### The problem
In this exercise, the data must be written out exactly.

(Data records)
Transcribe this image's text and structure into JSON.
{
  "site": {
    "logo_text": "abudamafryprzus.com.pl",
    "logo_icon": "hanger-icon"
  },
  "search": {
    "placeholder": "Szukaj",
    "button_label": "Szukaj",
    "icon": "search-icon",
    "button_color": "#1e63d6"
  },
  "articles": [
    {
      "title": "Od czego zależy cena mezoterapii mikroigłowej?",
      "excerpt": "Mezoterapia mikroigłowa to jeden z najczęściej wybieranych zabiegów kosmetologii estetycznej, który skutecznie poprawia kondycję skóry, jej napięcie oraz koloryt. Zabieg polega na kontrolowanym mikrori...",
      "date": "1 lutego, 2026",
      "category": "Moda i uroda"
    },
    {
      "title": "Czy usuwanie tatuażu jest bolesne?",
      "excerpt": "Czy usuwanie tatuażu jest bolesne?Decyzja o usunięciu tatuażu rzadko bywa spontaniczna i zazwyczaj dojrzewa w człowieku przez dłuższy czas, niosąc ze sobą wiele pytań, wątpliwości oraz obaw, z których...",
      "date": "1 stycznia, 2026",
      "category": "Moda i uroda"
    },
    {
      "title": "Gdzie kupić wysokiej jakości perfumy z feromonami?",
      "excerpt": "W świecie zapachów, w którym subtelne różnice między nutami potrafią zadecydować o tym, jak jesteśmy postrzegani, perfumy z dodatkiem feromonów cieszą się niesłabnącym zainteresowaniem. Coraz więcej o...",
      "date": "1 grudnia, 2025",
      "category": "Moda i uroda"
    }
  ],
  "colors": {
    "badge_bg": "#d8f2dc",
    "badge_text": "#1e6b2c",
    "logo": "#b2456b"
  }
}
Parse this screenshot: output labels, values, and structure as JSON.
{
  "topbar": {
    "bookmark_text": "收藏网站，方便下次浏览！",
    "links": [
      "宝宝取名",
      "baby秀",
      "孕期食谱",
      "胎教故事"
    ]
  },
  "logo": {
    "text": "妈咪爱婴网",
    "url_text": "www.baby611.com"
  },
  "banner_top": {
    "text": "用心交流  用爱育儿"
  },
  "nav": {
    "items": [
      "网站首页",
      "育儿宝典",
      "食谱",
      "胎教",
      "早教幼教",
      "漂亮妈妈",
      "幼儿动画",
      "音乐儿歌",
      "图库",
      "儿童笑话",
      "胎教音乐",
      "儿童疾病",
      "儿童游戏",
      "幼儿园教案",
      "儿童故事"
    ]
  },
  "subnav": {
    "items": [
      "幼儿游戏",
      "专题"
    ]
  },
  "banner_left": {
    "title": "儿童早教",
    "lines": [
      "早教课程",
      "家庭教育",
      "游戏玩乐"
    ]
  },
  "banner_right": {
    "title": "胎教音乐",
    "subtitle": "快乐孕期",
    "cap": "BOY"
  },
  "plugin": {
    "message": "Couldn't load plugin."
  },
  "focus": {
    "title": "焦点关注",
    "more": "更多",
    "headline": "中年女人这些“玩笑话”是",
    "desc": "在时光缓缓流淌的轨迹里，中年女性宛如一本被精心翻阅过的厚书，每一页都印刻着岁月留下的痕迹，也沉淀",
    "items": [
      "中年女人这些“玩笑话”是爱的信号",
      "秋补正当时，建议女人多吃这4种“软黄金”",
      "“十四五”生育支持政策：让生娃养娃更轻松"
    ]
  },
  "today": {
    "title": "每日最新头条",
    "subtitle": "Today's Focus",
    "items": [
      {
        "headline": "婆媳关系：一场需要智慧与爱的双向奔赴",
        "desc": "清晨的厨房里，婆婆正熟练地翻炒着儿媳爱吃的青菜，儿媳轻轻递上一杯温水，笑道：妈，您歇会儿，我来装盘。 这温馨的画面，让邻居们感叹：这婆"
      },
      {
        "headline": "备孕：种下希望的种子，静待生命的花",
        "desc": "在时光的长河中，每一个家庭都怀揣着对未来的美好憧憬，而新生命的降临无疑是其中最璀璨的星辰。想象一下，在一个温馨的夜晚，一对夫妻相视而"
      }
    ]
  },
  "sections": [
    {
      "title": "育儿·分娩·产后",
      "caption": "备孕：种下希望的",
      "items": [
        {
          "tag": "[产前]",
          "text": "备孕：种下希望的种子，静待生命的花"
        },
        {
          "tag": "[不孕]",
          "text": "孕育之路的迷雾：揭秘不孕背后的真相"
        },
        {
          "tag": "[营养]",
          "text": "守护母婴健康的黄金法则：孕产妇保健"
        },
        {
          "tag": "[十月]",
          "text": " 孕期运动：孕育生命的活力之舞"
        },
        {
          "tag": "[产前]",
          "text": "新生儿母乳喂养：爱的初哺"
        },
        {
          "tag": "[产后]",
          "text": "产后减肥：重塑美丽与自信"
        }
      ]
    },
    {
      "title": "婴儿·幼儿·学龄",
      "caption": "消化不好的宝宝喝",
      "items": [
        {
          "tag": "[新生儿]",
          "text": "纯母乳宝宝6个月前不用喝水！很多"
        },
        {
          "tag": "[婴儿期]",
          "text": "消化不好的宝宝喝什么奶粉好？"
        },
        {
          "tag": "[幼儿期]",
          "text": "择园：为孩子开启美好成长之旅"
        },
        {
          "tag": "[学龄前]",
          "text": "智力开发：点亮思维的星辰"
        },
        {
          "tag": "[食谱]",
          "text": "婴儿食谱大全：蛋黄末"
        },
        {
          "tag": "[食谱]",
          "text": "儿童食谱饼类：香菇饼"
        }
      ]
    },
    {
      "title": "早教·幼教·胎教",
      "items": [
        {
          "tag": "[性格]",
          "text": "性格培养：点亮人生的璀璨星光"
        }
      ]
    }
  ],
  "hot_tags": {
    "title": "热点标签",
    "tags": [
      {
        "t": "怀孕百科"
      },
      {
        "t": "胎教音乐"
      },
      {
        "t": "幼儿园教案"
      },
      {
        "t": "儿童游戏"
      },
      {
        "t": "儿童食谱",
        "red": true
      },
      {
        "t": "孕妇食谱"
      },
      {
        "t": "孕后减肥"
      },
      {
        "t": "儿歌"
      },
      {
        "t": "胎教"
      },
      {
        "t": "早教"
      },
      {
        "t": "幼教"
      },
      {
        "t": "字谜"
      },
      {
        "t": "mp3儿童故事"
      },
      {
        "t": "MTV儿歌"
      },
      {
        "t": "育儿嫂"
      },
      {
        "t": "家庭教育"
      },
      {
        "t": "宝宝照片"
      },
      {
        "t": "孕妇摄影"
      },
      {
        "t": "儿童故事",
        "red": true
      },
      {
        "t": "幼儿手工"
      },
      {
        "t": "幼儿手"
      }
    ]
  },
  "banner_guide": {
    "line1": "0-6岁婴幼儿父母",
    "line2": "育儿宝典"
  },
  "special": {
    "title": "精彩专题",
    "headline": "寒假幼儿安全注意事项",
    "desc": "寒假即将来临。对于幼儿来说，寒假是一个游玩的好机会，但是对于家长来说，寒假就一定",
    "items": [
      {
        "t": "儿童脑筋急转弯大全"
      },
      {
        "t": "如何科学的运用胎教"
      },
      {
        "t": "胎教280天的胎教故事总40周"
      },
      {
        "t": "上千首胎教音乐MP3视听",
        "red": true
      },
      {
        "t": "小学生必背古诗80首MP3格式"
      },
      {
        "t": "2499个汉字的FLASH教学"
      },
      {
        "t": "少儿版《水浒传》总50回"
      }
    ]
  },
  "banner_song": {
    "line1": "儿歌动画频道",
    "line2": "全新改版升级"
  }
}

### Response to this exercise
Transcribe this image's text and structure into JSON.
{
  "site": {
    "logo_text": "abudamafryprzus.com.pl",
    "logo_icon": "hanger-icon"
  },
  "search": {
    "placeholder": "Szukaj",
    "button_label": "Szukaj",
    "icon": "search-icon",
    "button_color": "#1e63d6"
  },
  "articles": [
    {
      "title": "Od czego zależy cena mezoterapii mikroigłowej?",
      "excerpt": "Mezoterapia mikroigłowa to jeden z najczęściej wybieranych zabiegów kosmetologii estetycznej, który skutecznie poprawia kondycję skóry, jej napięcie oraz koloryt. Zabieg polega na kontrolowanym mikrori...",
      "date": "1 lutego, 2026",
      "category": "Moda i uroda"
    },
    {
      "title": "Czy usuwanie tatuażu jest bolesne?",
      "excerpt": "Czy usuwanie tatuażu jest bolesne?Decyzja o usunięciu tatuażu rzadko bywa spontaniczna i zazwyczaj dojrzewa w człowieku przez dłuższy czas, niosąc ze sobą wiele pytań, wątpliwości oraz obaw, z których...",
      "date": "1 stycznia, 2026",
      "category": "Moda i uroda"
    },
    {
      "title": "Gdzie kupić wysokiej jakości perfumy z feromonami?",
      "excerpt": "W świecie zapachów, w którym subtelne różnice między nutami potrafią zadecydować o tym, jak jesteśmy postrzegani, perfumy z dodatkiem feromonów cieszą się niesłabnącym zainteresowaniem. Coraz więcej o...",
      "date": "1 grudnia, 2025",
      "category": "Moda i uroda"
    }
  ],
  "colors": {
    "badge_bg": "#d8f2dc",
    "badge_text": "#1e6b2c",
    "logo": "#b2456b"
  }
}
Parse this screenshot: output labels, values, and structure as JSON.
{
  "topbar": {
    "bookmark_text": "收藏网站，方便下次浏览！",
    "links": [
      "宝宝取名",
      "baby秀",
      "孕期食谱",
      "胎教故事"
    ]
  },
  "logo": {
    "text": "妈咪爱婴网",
    "url_text": "www.baby611.com"
  },
  "banner_top": {
    "text": "用心交流  用爱育儿"
  },
  "nav": {
    "items": [
      "网站首页",
      "育儿宝典",
      "食谱",
      "胎教",
      "早教幼教",
      "漂亮妈妈",
      "幼儿动画",
      "音乐儿歌",
      "图库",
      "儿童笑话",
      "胎教音乐",
      "儿童疾病",
      "儿童游戏",
      "幼儿园教案",
      "儿童故事"
    ]
  },
  "subnav": {
    "items": [
      "幼儿游戏",
      "专题"
    ]
  },
  "banner_left": {
    "title": "儿童早教",
    "lines": [
      "早教课程",
      "家庭教育",
      "游戏玩乐"
    ]
  },
  "banner_right": {
    "title": "胎教音乐",
    "subtitle": "快乐孕期",
    "cap": "BOY"
  },
  "plugin": {
    "message": "Couldn't load plugin."
  },
  "focus": {
    "title": "焦点关注",
    "more": "更多",
    "headline": "中年女人这些“玩笑话”是",
    "desc": "在时光缓缓流淌的轨迹里，中年女性宛如一本被精心翻阅过的厚书，每一页都印刻着岁月留下的痕迹，也沉淀",
    "items": [
      "中年女人这些“玩笑话”是爱的信号",
      "秋补正当时，建议女人多吃这4种“软黄金”",
      "“十四五”生育支持政策：让生娃养娃更轻松"
    ]
  },
  "today": {
    "title": "每日最新头条",
    "subtitle": "Today's Focus",
    "items": [
      {
        "headline": "婆媳关系：一场需要智慧与爱的双向奔赴",
        "desc": "清晨的厨房里，婆婆正熟练地翻炒着儿媳爱吃的青菜，儿媳轻轻递上一杯温水，笑道：妈，您歇会儿，我来装盘。 这温馨的画面，让邻居们感叹：这婆"
      },
      {
        "headline": "备孕：种下希望的种子，静待生命的花",
        "desc": "在时光的长河中，每一个家庭都怀揣着对未来的美好憧憬，而新生命的降临无疑是其中最璀璨的星辰。想象一下，在一个温馨的夜晚，一对夫妻相视而"
      }
    ]
  },
  "sections": [
    {
      "title": "育儿·分娩·产后",
      "caption": "备孕：种下希望的",
      "items": [
        {
          "tag": "[产前]",
          "text": "备孕：种下希望的种子，静待生命的花"
        },
        {
          "tag": "[不孕]",
          "text": "孕育之路的迷雾：揭秘不孕背后的真相"
        },
        {
          "tag": "[营养]",
          "text": "守护母婴健康的黄金法则：孕产妇保健"
        },
        {
          "tag": "[十月]",
          "text": " 孕期运动：孕育生命的活力之舞"
        },
        {
          "tag": "[产前]",
          "text": "新生儿母乳喂养：爱的初哺"
        },
        {
          "tag": "[产后]",
          "text": "产后减肥：重塑美丽与自信"
        }
      ]
    },
    {
      "title": "婴儿·幼儿·学龄",
      "caption": "消化不好的宝宝喝",
      "items": [
        {
          "tag": "[新生儿]",
          "text": "纯母乳宝宝6个月前不用喝水！很多"
        },
        {
          "tag": "[婴儿期]",
          "text": "消化不好的宝宝喝什么奶粉好？"
        },
        {
          "tag": "[幼儿期]",
          "text": "择园：为孩子开启美好成长之旅"
        },
        {
          "tag": "[学龄前]",
          "text": "智力开发：点亮思维的星辰"
        },
        {
          "tag": "[食谱]",
          "text": "婴儿食谱大全：蛋黄末"
        },
        {
          "tag": "[食谱]",
          "text": "儿童食谱饼类：香菇饼"
        }
      ]
    },
    {
      "title": "早教·幼教·胎教",
      "items": [
        {
          "tag": "[性格]",
          "text": "性格培养：点亮人生的璀璨星光"
        }
      ]
    }
  ],
  "hot_tags": {
    "title": "热点标签",
    "tags": [
      {
        "t": "怀孕百科"
      },
      {
        "t": "胎教音乐"
      },
      {
        "t": "幼儿园教案"
      },
      {
        "t": "儿童游戏"
      },
      {
        "t": "儿童食谱",
        "red": true
      },
      {
        "t": "孕妇食谱"
      },
      {
        "t": "孕后减肥"
      },
      {
        "t": "儿歌"
      },
      {
        "t": "胎教"
      },
      {
        "t": "早教"
      },
      {
        "t": "幼教"
      },
      {
        "t": "字谜"
      },
      {
        "t": "mp3儿童故事"
      },
      {
        "t": "MTV儿歌"
      },
      {
        "t": "育儿嫂"
      },
      {
        "t": "家庭教育"
      },
      {
        "t": "宝宝照片"
      },
      {
        "t": "孕妇摄影"
      },
      {
        "t": "儿童故事",
        "red": true
      },
      {
        "t": "幼儿手工"
      },
      {
        "t": "幼儿手"
      }
    ]
  },
  "banner_guide": {
    "line1": "0-6岁婴幼儿父母",
    "line2": "育儿宝典"
  },
  "special": {
    "title": "精彩专题",
    "headline": "寒假幼儿安全注意事项",
    "desc": "寒假即将来临。对于幼儿来说，寒假是一个游玩的好机会，但是对于家长来说，寒假就一定",
    "items": [
      {
        "t": "儿童脑筋急转弯大全"
      },
      {
        "t": "如何科学的运用胎教"
      },
      {
        "t": "胎教280天的胎教故事总40周"
      },
      {
        "t": "上千首胎教音乐MP3视听",
        "red": true
      },
      {
        "t": "小学生必背古诗80首MP3格式"
      },
      {
        "t": "2499个汉字的FLASH教学"
      },
      {
        "t": "少儿版《水浒传》总50回"
      }
    ]
  },
  "banner_song": {
    "line1": "儿歌动画频道",
    "line2": "全新改版升级"
  }
}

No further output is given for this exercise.